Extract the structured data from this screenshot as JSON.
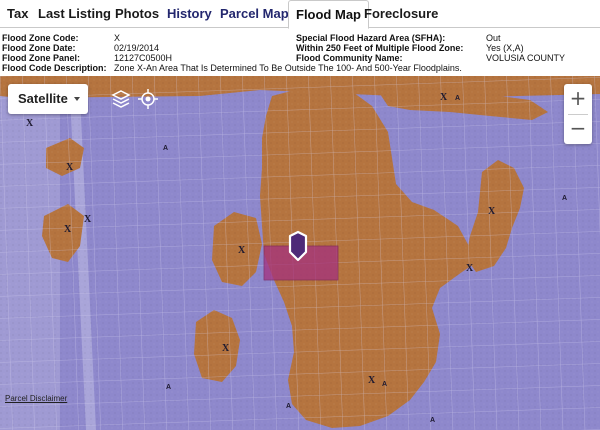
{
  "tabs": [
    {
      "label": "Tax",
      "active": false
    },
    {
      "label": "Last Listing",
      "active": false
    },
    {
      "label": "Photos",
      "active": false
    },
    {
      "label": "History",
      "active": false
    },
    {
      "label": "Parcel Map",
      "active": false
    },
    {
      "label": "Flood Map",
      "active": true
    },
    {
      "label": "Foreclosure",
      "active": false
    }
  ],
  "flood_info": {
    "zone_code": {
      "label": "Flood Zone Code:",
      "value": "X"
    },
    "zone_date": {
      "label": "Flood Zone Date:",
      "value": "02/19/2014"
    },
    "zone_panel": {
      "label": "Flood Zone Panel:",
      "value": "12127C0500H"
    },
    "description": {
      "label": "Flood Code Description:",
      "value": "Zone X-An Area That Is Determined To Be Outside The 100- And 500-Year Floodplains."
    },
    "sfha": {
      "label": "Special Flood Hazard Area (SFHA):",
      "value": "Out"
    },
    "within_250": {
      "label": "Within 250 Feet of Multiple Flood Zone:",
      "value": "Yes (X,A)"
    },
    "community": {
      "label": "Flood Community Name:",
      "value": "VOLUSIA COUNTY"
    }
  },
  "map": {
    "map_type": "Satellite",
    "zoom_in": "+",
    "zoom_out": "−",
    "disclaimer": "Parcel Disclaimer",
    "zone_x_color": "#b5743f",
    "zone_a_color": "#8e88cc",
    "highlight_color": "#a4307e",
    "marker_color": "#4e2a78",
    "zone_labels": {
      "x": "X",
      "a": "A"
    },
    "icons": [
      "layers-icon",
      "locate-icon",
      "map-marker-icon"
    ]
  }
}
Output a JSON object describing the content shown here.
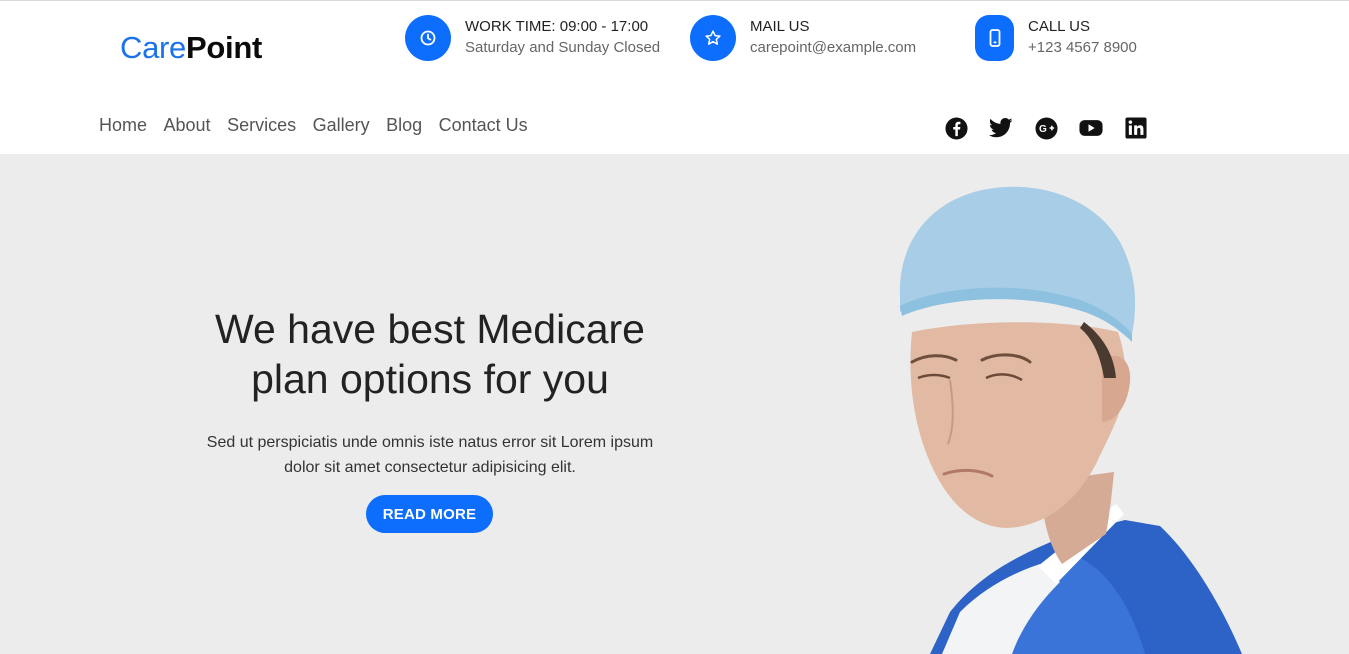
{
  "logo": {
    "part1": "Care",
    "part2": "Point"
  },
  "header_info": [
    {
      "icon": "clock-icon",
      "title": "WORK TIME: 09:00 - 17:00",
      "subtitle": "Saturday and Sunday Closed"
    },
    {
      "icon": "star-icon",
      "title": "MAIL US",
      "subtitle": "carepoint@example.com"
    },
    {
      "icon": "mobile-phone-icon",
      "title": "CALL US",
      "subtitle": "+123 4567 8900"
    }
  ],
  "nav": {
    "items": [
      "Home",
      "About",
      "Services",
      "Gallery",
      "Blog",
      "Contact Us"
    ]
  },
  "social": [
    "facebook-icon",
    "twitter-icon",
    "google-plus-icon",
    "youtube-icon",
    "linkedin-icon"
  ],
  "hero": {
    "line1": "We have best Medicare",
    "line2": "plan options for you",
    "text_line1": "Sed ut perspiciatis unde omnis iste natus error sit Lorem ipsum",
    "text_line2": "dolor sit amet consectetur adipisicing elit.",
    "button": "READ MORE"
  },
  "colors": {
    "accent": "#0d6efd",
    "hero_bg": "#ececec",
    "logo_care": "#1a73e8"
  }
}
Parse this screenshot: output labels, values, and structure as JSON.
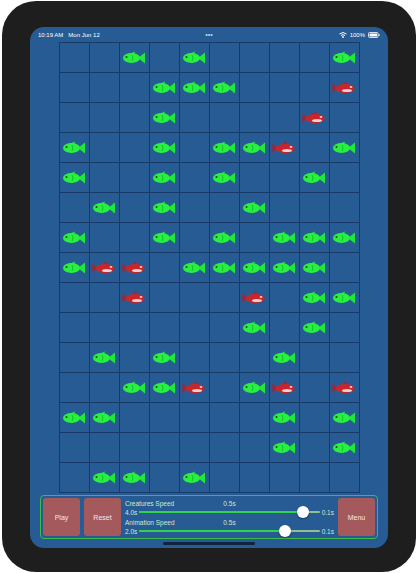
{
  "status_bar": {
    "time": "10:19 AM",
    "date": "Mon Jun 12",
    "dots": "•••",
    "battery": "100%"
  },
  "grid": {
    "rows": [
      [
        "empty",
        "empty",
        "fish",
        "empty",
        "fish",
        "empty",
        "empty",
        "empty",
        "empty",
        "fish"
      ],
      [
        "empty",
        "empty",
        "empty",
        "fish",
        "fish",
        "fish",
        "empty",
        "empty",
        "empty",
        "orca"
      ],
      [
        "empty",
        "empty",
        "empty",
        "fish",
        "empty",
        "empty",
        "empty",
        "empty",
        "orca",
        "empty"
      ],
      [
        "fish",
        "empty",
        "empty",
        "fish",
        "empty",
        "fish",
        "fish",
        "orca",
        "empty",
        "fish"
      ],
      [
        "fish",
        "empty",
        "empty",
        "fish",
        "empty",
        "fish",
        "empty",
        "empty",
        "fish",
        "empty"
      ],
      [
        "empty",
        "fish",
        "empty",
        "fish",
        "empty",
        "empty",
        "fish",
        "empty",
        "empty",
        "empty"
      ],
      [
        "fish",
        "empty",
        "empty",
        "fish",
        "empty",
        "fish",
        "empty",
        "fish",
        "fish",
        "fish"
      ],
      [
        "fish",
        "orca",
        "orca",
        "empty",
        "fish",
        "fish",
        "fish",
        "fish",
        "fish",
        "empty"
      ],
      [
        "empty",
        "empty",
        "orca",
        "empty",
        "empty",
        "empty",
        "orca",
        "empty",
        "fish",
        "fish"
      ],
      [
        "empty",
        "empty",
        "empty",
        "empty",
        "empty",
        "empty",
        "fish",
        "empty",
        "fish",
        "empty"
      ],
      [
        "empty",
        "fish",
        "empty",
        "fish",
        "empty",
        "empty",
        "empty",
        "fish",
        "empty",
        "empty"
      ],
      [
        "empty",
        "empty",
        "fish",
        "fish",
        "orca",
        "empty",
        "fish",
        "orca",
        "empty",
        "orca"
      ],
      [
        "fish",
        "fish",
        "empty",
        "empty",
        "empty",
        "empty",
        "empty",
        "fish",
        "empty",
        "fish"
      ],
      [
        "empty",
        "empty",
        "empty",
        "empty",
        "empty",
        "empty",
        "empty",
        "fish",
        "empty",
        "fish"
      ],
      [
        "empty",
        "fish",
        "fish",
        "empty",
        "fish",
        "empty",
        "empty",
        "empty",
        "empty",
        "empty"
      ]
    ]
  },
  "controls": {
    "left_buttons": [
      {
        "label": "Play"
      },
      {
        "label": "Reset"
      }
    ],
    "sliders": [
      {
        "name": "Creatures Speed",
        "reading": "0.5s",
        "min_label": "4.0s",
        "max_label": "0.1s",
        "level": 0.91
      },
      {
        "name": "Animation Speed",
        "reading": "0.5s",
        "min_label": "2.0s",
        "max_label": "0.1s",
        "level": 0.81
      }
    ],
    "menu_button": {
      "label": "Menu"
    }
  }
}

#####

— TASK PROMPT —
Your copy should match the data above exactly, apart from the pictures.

— ANSWER BELOW —
Extract the structured data from this screenshot as JSON.
{
  "tabs": [
    {
      "label": "Tax",
      "active": false
    },
    {
      "label": "Last Listing",
      "active": false
    },
    {
      "label": "Photos",
      "active": false
    },
    {
      "label": "History",
      "active": false
    },
    {
      "label": "Parcel Map",
      "active": false
    },
    {
      "label": "Flood Map",
      "active": true
    },
    {
      "label": "Foreclosure",
      "active": false
    }
  ],
  "flood_info": {
    "zone_code": {
      "label": "Flood Zone Code:",
      "value": "X"
    },
    "zone_date": {
      "label": "Flood Zone Date:",
      "value": "02/19/2014"
    },
    "zone_panel": {
      "label": "Flood Zone Panel:",
      "value": "12127C0500H"
    },
    "description": {
      "label": "Flood Code Description:",
      "value": "Zone X-An Area That Is Determined To Be Outside The 100- And 500-Year Floodplains."
    },
    "sfha": {
      "label": "Special Flood Hazard Area (SFHA):",
      "value": "Out"
    },
    "within_250": {
      "label": "Within 250 Feet of Multiple Flood Zone:",
      "value": "Yes (X,A)"
    },
    "community": {
      "label": "Flood Community Name:",
      "value": "VOLUSIA COUNTY"
    }
  },
  "map": {
    "map_type": "Satellite",
    "zoom_in": "+",
    "zoom_out": "−",
    "disclaimer": "Parcel Disclaimer",
    "zone_x_color": "#b5743f",
    "zone_a_color": "#8e88cc",
    "highlight_color": "#a4307e",
    "marker_color": "#4e2a78",
    "zone_labels": {
      "x": "X",
      "a": "A"
    },
    "icons": [
      "layers-icon",
      "locate-icon",
      "map-marker-icon"
    ]
  }
}
Output a JSON object describing the content shown here.
{
  "logo": {
    "part1": "Care",
    "part2": "Point"
  },
  "header_info": [
    {
      "icon": "clock-icon",
      "title": "WORK TIME: 09:00 - 17:00",
      "subtitle": "Saturday and Sunday Closed"
    },
    {
      "icon": "star-icon",
      "title": "MAIL US",
      "subtitle": "carepoint@example.com"
    },
    {
      "icon": "mobile-phone-icon",
      "title": "CALL US",
      "subtitle": "+123 4567 8900"
    }
  ],
  "nav": {
    "items": [
      "Home",
      "About",
      "Services",
      "Gallery",
      "Blog",
      "Contact Us"
    ]
  },
  "social": [
    "facebook-icon",
    "twitter-icon",
    "google-plus-icon",
    "youtube-icon",
    "linkedin-icon"
  ],
  "hero": {
    "line1": "We have best Medicare",
    "line2": "plan options for you",
    "text_line1": "Sed ut perspiciatis unde omnis iste natus error sit Lorem ipsum",
    "text_line2": "dolor sit amet consectetur adipisicing elit.",
    "button": "READ MORE"
  },
  "colors": {
    "accent": "#0d6efd",
    "hero_bg": "#ececec",
    "logo_care": "#1a73e8"
  }
}
Parse this screenshot: output labels, values, and structure as JSON.
{
  "status_bar": {
    "time": "10:19 AM",
    "date": "Mon Jun 12",
    "dots": "•••",
    "battery": "100%"
  },
  "grid": {
    "rows": [
      [
        "empty",
        "empty",
        "fish",
        "empty",
        "fish",
        "empty",
        "empty",
        "empty",
        "empty",
        "fish"
      ],
      [
        "empty",
        "empty",
        "empty",
        "fish",
        "fish",
        "fish",
        "empty",
        "empty",
        "empty",
        "orca"
      ],
      [
        "empty",
        "empty",
        "empty",
        "fish",
        "empty",
        "empty",
        "empty",
        "empty",
        "orca",
        "empty"
      ],
      [
        "fish",
        "empty",
        "empty",
        "fish",
        "empty",
        "fish",
        "fish",
        "orca",
        "empty",
        "fish"
      ],
      [
        "fish",
        "empty",
        "empty",
        "fish",
        "empty",
        "fish",
        "empty",
        "empty",
        "fish",
        "empty"
      ],
      [
        "empty",
        "fish",
        "empty",
        "fish",
        "empty",
        "empty",
        "fish",
        "empty",
        "empty",
        "empty"
      ],
      [
        "fish",
        "empty",
        "empty",
        "fish",
        "empty",
        "fish",
        "empty",
        "fish",
        "fish",
        "fish"
      ],
      [
        "fish",
        "orca",
        "orca",
        "empty",
        "fish",
        "fish",
        "fish",
        "fish",
        "fish",
        "empty"
      ],
      [
        "empty",
        "empty",
        "orca",
        "empty",
        "empty",
        "empty",
        "orca",
        "empty",
        "fish",
        "fish"
      ],
      [
        "empty",
        "empty",
        "empty",
        "empty",
        "empty",
        "empty",
        "fish",
        "empty",
        "fish",
        "empty"
      ],
      [
        "empty",
        "fish",
        "empty",
        "fish",
        "empty",
        "empty",
        "empty",
        "fish",
        "empty",
        "empty"
      ],
      [
        "empty",
        "empty",
        "fish",
        "fish",
        "orca",
        "empty",
        "fish",
        "orca",
        "empty",
        "orca"
      ],
      [
        "fish",
        "fish",
        "empty",
        "empty",
        "empty",
        "empty",
        "empty",
        "fish",
        "empty",
        "fish"
      ],
      [
        "empty",
        "empty",
        "empty",
        "empty",
        "empty",
        "empty",
        "empty",
        "fish",
        "empty",
        "fish"
      ],
      [
        "empty",
        "fish",
        "fish",
        "empty",
        "fish",
        "empty",
        "empty",
        "empty",
        "empty",
        "empty"
      ]
    ]
  },
  "controls": {
    "left_buttons": [
      {
        "label": "Play"
      },
      {
        "label": "Reset"
      }
    ],
    "sliders": [
      {
        "name": "Creatures Speed",
        "reading": "0.5s",
        "min_label": "4.0s",
        "max_label": "0.1s",
        "level": 0.91
      },
      {
        "name": "Animation Speed",
        "reading": "0.5s",
        "min_label": "2.0s",
        "max_label": "0.1s",
        "level": 0.81
      }
    ],
    "menu_button": {
      "label": "Menu"
    }
  }
}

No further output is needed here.